On the south side of Shelley Headland, where the next stretch of beach begins is a special little zone called Shelley Caves or more simply, “Caves”.
This backbeach is where campers at Shelley Head might come to get a break from an oppressive northerly wind in springtime.
As the name suggests, there is a series of sea caves that are fun to poke around in at low tide, but a bit dodgy at high tide. The caves have been created by waves eating into the ‘soft’ 180 million year old shale rock.
The beach is swimmable, but with a fair gradient and swirl off the rock ledge, not to mention some semi-permanent rips, it’s generally a safer bet back north at Shelley Beach proper.
A note of caution. It is possible to scramble around the exposed rock shelf from Caves to Little Shelley, but Only on a low tide with minimal swell action, and even then it is treacherously slippery, and exposed to rogue waves potentially washing the unwary off. Exercise extreme caution.

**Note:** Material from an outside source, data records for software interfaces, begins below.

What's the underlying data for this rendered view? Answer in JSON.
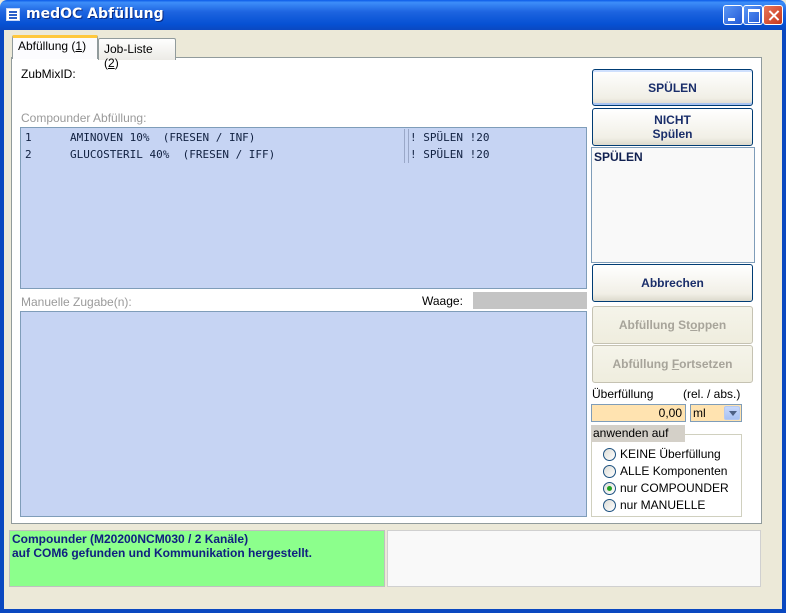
{
  "window": {
    "title": "medOC Abfüllung"
  },
  "tabs": [
    {
      "label_pre": "Abfüllung (",
      "key": "1",
      "label_post": ")"
    },
    {
      "label_pre": "Job-Liste (",
      "key": "2",
      "label_post": ")"
    }
  ],
  "form": {
    "zubmix_label": "ZubMixID:",
    "compounder_label": "Compounder Abfüllung:",
    "manuelle_label": "Manuelle Zugabe(n):",
    "waage_label": "Waage:",
    "compounder_rows": [
      {
        "num": "1",
        "name": "AMINOVEN 10%  (FRESEN / INF)",
        "action": "! SPÜLEN !20"
      },
      {
        "num": "2",
        "name": "GLUCOSTERIL 40%  (FRESEN / IFF)",
        "action": "! SPÜLEN !20"
      }
    ]
  },
  "side": {
    "spuelen_button": "SPÜLEN",
    "nicht_line1": "NICHT",
    "nicht_line2": "Spülen",
    "info_text": "SPÜLEN",
    "abbrechen_button": "Abbrechen",
    "stoppen_pre": "Abfüllung St",
    "stoppen_key": "o",
    "stoppen_post": "ppen",
    "fortsetzen_pre": "Abfüllung ",
    "fortsetzen_key": "F",
    "fortsetzen_post": "ortsetzen",
    "ueberfuellung_label": "Überfüllung",
    "rel_abs_label": "(rel. / abs.)",
    "ueberfuellung_value": "0,00",
    "unit_value": "ml",
    "anwenden_label": "anwenden auf",
    "radio_options": [
      "KEINE Überfüllung",
      "ALLE Komponenten",
      "nur COMPOUNDER",
      "nur MANUELLE"
    ],
    "radio_selected": "nur COMPOUNDER"
  },
  "status": {
    "line1": "Compounder (M20200NCM030  / 2 Kanäle)",
    "line2": "auf COM6 gefunden und Kommunikation hergestellt."
  },
  "colors": {
    "listbox": "#c6d4f3",
    "status_ok": "#8cff8c",
    "input_highlight": "#ffe3b0"
  }
}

By far the safest bet around these headlands is to find your way up to the walking track.